[Start of section]
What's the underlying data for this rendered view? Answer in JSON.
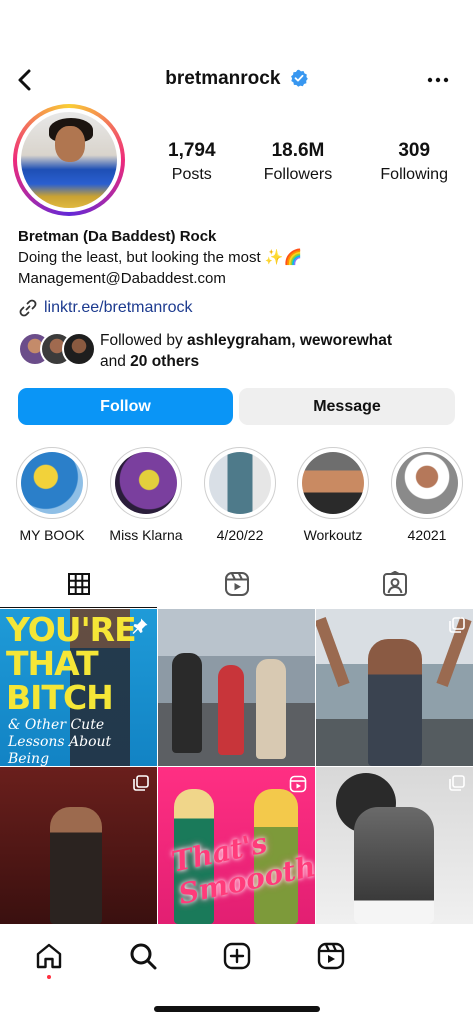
{
  "header": {
    "username": "bretmanrock",
    "back_icon": "chevron-left-icon",
    "verified_icon": "verified-badge-icon",
    "more_icon": "more-horizontal-icon"
  },
  "profile": {
    "avatar_icon": "profile-avatar",
    "stats": [
      {
        "value": "1,794",
        "label": "Posts"
      },
      {
        "value": "18.6M",
        "label": "Followers"
      },
      {
        "value": "309",
        "label": "Following"
      }
    ],
    "name": "Bretman (Da Baddest) Rock",
    "bio_line1": "Doing the least, but looking the most ✨🌈",
    "bio_line2": "Management@Dabaddest.com",
    "link": "linktr.ee/bretmanrock",
    "followed_by_prefix": "Followed by ",
    "followed_by_users": "ashleygraham, weworewhat",
    "followed_by_and": "and ",
    "followed_by_others": "20 others"
  },
  "actions": {
    "follow_label": "Follow",
    "message_label": "Message",
    "follow_color": "#0a95f6"
  },
  "highlights": [
    {
      "label": "MY BOOK"
    },
    {
      "label": "Miss Klarna"
    },
    {
      "label": "4/20/22"
    },
    {
      "label": "Workoutz"
    },
    {
      "label": "42021"
    }
  ],
  "tabs": [
    {
      "icon": "grid-icon",
      "active": true
    },
    {
      "icon": "reels-icon",
      "active": false
    },
    {
      "icon": "tagged-icon",
      "active": false
    }
  ],
  "grid": {
    "post1_title": "YOU'RE THAT BITCH",
    "post1_subtitle": "& Other Cute Lessons About Being Unapologetically Yourself",
    "post5_text": "That's Smoooth"
  },
  "bottom_nav": [
    {
      "icon": "home-icon"
    },
    {
      "icon": "search-icon"
    },
    {
      "icon": "create-post-icon"
    },
    {
      "icon": "reels-icon"
    }
  ],
  "colors": {
    "accent": "#0a95f6",
    "link": "#1d3b8f",
    "notification_dot": "#ff3040"
  }
}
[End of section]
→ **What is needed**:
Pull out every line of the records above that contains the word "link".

→ **Task solution**:
    "link": "linktr.ee/bretmanrock",
    "link": "#1d3b8f",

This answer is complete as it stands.